• **Task directions**
Please report how many lines below contain "title", writing nothing except the number.

Segment Start: Data shown

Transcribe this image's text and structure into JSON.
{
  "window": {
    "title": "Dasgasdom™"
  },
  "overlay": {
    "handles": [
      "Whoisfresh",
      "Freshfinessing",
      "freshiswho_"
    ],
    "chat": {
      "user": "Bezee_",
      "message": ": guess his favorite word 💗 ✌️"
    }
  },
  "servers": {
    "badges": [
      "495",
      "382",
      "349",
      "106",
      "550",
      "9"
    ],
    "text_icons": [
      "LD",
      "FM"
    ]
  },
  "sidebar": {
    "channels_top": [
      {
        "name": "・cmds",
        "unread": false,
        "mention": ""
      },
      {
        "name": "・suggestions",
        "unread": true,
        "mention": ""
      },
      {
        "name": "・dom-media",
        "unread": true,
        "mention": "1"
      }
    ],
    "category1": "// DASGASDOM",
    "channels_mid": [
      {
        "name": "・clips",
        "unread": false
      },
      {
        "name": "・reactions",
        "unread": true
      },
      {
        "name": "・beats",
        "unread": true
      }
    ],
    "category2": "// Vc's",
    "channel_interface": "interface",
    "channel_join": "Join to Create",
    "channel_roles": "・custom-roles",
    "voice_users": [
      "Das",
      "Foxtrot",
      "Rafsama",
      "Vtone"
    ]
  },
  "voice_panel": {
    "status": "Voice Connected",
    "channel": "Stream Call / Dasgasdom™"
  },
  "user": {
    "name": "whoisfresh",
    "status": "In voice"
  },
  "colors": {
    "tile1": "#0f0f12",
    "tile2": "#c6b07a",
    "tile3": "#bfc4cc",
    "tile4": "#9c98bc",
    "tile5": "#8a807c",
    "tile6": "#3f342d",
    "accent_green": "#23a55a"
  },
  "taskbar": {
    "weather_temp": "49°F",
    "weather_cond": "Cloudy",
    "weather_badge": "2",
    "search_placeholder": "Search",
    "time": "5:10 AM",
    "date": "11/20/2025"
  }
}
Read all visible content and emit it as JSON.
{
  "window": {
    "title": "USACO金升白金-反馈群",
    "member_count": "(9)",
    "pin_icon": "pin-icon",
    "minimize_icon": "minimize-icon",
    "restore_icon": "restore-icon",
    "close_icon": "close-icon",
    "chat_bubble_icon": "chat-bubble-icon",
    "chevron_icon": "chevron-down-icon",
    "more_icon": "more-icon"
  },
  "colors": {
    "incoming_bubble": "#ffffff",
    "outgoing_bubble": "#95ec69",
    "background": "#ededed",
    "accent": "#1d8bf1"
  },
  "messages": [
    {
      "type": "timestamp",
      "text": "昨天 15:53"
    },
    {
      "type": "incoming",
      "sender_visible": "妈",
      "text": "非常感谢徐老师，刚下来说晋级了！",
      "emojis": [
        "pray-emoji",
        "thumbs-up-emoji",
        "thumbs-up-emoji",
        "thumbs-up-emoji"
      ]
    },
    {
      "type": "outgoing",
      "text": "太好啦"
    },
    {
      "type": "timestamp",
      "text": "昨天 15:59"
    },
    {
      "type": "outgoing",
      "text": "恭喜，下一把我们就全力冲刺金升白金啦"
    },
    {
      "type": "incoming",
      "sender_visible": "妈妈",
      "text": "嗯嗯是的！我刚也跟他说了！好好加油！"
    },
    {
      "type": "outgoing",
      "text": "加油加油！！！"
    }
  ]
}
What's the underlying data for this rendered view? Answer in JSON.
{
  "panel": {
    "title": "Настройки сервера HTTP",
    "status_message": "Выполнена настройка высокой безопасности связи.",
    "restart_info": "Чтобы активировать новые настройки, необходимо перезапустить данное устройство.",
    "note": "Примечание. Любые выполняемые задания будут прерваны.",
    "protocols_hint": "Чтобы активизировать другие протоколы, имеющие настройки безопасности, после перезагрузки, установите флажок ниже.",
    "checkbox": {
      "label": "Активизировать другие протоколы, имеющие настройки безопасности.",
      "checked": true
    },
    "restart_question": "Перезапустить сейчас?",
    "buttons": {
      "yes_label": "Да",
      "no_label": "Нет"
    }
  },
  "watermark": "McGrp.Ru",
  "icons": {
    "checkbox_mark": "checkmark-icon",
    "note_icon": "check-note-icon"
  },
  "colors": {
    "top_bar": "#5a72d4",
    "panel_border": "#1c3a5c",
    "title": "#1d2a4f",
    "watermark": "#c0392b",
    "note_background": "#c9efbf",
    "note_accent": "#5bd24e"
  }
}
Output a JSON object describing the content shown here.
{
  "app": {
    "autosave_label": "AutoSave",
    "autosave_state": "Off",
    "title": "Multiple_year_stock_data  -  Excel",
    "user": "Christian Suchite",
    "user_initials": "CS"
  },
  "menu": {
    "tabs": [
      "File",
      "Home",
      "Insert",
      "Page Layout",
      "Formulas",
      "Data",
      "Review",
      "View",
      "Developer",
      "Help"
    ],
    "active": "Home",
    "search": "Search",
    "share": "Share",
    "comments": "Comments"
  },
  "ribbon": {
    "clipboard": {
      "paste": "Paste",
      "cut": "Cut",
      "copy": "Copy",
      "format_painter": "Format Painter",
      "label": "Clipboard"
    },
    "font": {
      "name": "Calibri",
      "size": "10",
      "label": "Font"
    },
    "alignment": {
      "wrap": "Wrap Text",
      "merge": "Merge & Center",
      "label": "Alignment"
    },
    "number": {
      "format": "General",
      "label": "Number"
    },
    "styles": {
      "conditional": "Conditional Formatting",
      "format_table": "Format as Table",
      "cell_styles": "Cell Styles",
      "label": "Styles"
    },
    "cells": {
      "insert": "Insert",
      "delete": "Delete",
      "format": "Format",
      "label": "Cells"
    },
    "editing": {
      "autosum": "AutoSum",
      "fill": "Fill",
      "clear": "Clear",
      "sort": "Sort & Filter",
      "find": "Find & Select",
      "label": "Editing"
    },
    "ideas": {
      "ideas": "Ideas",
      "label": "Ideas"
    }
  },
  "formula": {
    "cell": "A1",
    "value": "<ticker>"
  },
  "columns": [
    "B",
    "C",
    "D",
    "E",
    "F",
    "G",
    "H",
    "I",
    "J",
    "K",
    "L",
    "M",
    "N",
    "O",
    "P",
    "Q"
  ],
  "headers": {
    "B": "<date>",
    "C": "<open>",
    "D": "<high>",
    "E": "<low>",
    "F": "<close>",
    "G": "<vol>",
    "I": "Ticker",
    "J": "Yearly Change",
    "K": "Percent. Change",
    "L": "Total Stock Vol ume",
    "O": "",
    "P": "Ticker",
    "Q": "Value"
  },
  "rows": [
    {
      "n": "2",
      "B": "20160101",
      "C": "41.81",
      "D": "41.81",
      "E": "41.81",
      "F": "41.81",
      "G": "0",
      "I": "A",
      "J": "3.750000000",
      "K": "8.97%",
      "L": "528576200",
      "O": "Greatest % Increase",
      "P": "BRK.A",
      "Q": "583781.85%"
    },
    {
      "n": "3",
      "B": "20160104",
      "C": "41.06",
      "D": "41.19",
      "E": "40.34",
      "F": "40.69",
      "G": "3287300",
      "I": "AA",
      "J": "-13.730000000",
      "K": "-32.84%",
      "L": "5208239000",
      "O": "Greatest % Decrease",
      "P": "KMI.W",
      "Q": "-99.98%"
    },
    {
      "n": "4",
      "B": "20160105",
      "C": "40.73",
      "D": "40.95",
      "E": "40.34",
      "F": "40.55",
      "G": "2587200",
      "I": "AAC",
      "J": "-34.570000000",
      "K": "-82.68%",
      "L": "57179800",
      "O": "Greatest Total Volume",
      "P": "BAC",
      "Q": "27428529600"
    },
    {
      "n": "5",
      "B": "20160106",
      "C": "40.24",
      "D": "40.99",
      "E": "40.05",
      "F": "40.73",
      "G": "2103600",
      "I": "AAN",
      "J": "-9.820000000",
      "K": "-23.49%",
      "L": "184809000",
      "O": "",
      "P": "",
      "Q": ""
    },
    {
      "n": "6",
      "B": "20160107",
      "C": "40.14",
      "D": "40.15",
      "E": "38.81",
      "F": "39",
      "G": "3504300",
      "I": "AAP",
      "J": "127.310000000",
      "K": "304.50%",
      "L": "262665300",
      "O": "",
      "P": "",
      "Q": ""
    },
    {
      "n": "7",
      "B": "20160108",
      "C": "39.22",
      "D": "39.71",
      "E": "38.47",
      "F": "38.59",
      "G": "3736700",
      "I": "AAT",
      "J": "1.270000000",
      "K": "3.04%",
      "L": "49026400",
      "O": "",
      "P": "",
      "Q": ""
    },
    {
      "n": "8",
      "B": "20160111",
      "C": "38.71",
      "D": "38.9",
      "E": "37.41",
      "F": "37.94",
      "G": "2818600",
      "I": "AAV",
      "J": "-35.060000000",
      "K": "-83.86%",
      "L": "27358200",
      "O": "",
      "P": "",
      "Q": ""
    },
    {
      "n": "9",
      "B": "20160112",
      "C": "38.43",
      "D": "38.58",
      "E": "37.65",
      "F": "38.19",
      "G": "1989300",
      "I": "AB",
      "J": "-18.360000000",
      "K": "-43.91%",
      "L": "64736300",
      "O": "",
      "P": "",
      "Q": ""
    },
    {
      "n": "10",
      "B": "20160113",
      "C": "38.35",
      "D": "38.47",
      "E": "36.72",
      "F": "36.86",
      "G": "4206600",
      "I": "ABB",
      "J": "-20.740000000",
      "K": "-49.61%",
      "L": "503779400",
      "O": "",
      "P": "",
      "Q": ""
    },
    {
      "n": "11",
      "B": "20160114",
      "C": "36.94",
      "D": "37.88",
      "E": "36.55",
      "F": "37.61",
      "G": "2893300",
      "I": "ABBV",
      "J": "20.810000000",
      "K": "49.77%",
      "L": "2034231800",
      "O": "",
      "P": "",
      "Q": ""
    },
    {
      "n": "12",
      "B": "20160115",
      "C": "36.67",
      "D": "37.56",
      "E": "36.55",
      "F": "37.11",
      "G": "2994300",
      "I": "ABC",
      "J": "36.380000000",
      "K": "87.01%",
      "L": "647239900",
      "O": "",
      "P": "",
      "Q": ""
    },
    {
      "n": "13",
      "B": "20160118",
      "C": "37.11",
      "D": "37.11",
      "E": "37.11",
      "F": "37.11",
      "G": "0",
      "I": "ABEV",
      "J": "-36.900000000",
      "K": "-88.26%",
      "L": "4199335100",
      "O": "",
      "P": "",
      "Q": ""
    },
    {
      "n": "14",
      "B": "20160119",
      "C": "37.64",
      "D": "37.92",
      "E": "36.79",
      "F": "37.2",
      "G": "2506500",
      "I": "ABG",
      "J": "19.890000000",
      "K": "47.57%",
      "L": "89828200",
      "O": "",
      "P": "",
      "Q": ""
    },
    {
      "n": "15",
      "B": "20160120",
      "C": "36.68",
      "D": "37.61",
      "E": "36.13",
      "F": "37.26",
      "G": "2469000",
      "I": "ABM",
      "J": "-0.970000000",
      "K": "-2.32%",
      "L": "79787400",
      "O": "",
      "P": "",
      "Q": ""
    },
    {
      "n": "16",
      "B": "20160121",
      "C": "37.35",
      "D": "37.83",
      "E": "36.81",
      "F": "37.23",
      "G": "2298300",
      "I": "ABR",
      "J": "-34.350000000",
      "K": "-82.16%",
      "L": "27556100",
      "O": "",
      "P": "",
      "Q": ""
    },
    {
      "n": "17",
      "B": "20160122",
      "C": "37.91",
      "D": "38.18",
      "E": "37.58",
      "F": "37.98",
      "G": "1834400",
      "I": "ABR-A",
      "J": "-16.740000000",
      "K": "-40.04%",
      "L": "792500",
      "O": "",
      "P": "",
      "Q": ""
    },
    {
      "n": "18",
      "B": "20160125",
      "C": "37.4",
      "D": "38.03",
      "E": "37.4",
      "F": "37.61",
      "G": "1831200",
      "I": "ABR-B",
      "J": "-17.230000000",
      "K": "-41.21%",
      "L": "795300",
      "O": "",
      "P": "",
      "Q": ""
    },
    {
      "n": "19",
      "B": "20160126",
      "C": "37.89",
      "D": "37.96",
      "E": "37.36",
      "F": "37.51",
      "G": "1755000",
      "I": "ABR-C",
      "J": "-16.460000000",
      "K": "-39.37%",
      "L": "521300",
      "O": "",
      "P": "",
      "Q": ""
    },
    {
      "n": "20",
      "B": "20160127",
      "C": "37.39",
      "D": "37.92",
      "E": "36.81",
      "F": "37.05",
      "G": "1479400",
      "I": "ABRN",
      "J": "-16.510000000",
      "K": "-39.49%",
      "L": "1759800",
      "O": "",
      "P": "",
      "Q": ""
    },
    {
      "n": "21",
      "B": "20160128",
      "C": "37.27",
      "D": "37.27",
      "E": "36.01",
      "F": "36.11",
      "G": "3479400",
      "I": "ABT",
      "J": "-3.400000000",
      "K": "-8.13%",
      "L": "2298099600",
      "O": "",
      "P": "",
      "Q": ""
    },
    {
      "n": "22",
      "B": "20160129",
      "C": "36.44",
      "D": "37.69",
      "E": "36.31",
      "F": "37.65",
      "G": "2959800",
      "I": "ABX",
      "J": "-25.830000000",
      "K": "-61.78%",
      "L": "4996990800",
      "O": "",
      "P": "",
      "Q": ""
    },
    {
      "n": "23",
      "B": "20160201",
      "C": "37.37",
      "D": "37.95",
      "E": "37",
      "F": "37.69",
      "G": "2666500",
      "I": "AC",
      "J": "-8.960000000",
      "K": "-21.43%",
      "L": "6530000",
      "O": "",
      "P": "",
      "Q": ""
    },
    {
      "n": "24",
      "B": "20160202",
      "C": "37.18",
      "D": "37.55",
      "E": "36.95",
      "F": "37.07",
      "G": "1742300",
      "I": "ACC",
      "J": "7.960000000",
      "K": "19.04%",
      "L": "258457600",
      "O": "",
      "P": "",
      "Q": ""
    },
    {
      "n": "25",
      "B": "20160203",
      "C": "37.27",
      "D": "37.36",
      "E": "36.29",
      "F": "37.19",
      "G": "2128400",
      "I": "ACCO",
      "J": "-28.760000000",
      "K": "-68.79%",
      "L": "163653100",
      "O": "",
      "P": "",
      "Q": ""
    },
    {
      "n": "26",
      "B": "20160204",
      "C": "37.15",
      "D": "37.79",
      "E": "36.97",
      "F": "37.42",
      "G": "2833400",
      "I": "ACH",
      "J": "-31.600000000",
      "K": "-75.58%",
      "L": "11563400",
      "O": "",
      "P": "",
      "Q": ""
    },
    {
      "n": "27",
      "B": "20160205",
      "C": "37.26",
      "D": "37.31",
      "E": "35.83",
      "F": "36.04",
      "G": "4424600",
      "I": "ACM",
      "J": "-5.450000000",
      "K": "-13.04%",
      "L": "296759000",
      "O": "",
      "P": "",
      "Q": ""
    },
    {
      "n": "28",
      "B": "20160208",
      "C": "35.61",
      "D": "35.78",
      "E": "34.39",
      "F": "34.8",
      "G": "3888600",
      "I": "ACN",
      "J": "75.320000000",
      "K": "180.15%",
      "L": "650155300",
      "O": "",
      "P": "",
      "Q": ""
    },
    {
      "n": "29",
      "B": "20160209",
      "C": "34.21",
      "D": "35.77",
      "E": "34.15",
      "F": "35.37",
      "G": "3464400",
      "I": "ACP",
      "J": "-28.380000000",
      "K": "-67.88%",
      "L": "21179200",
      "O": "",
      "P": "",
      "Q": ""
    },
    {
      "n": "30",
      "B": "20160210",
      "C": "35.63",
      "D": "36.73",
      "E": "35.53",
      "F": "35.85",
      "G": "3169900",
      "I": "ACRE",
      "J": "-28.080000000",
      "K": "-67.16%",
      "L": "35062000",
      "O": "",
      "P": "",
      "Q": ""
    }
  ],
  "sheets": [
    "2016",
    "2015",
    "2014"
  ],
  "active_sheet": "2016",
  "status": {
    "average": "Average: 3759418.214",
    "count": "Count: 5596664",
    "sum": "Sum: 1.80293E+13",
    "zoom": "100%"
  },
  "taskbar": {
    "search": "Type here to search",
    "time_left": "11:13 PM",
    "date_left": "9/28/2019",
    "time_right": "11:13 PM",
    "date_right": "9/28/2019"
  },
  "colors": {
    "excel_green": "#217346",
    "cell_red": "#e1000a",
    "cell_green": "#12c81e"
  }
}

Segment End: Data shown

• **Answer for the task**
5